“There are lots of people who were backing Open Europe’s case for reform … and they are now saying the complete opposite” — Henry Newman, Open Europe
“A vacuum exists which politicians of different hues are starting to fill with their framed message — these messages have the potential of turning nasty if events turn bad,” he said. He cited the recent “scallop wars” between British and French fishermen: A localized dispute that stems from differing national rules about fishing access that has little if anything to do with Brexit.
“This opinion vacuum is partly driven by the complexity of the Brexit debate and negotiations, as well as the uncertainty of the outcome,” he said. “If the debate gets more heated and British interests are challenged directly, then people will take sides in ways that may further undermine the unity of the country, have unknown consequences … which politicians may find hard to control.”
Henry Newman, director of the think tank Open Europe and former adviser to Environment Secretary and leading Brexiteer Michael Gove, agrees that radicalization of either side makes compromise harder to reach. “There are lots of people who were backing Open Europe’s case for reform, which was ‘keep the single market and ditch the rest,’ and they are now saying the complete opposite. This is going to the root of identity and it’s not about policy anymore. It’s very hard to make a clear argument for a compromise.”
Trapped in revolution
The polarization is starting to spook influential figures on both sides of the Brexit divide.
Former Tory leader and Foreign Secretary William Hague wrote in the Telegraph that the U.K. political system is now “only one or two steps away from being unable to govern.”
One government minister, who supported Remain but believes leaving the EU need not be a disaster, said the country is now trapped in a “psychology of perpetual revolution.”
“It’s the same with all revolutions,” the minister said. “The purists keep moving on, that’s the problem. What was once hard-line, becomes soft. At the start of the French Revolution in 1789, it was perfectly acceptable to be a revolutionary and a constitutional monarchist. By 1793, the king had been executed and public figures with monarchical sympathies had their heads lopped off at the guillotine.”
A second senior Tory MP, who did not want to be named, said: “Revolutions become self-perpetuating and any attempt to recreate stability is conflated with counter-revolutionary activity and treason. The error is that Brexit is now seen as a thing to deliver. Of course it’s not. It’s a process, not a destination. We need to accept that and decide what future we want, not argue who is the most pure on the journey.”

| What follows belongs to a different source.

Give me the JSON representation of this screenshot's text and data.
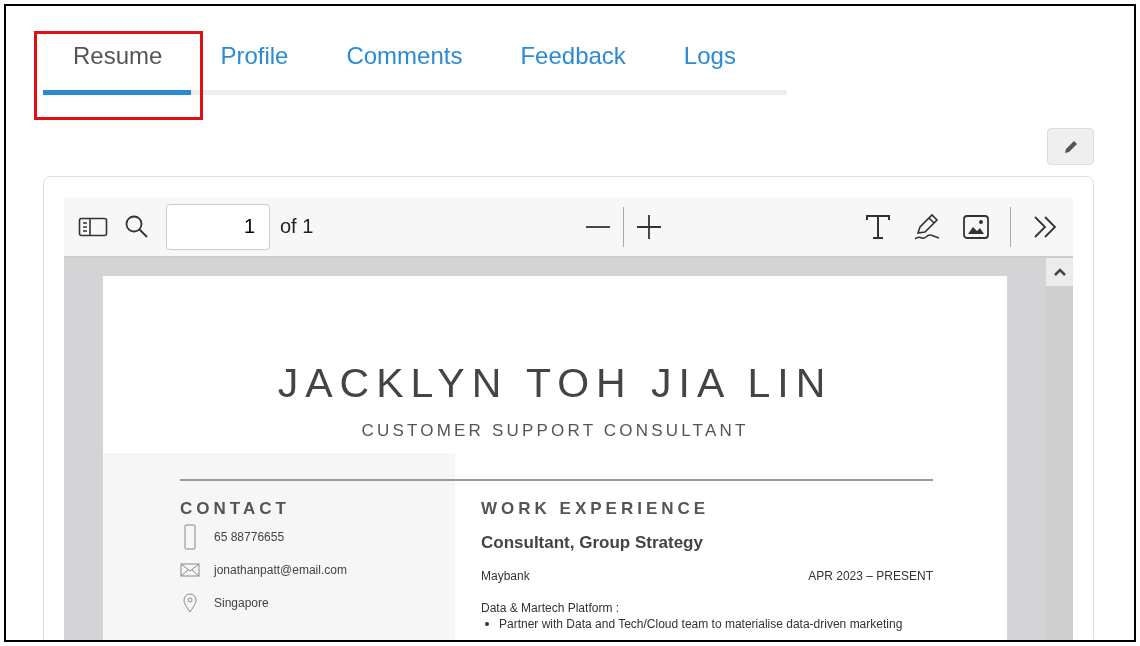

Political leadership is now required, said Corr: “Politicians have a duty to set an example and history will surely frown upon those who try to extract personal political capital from this most unusual and uncertain history-making event.”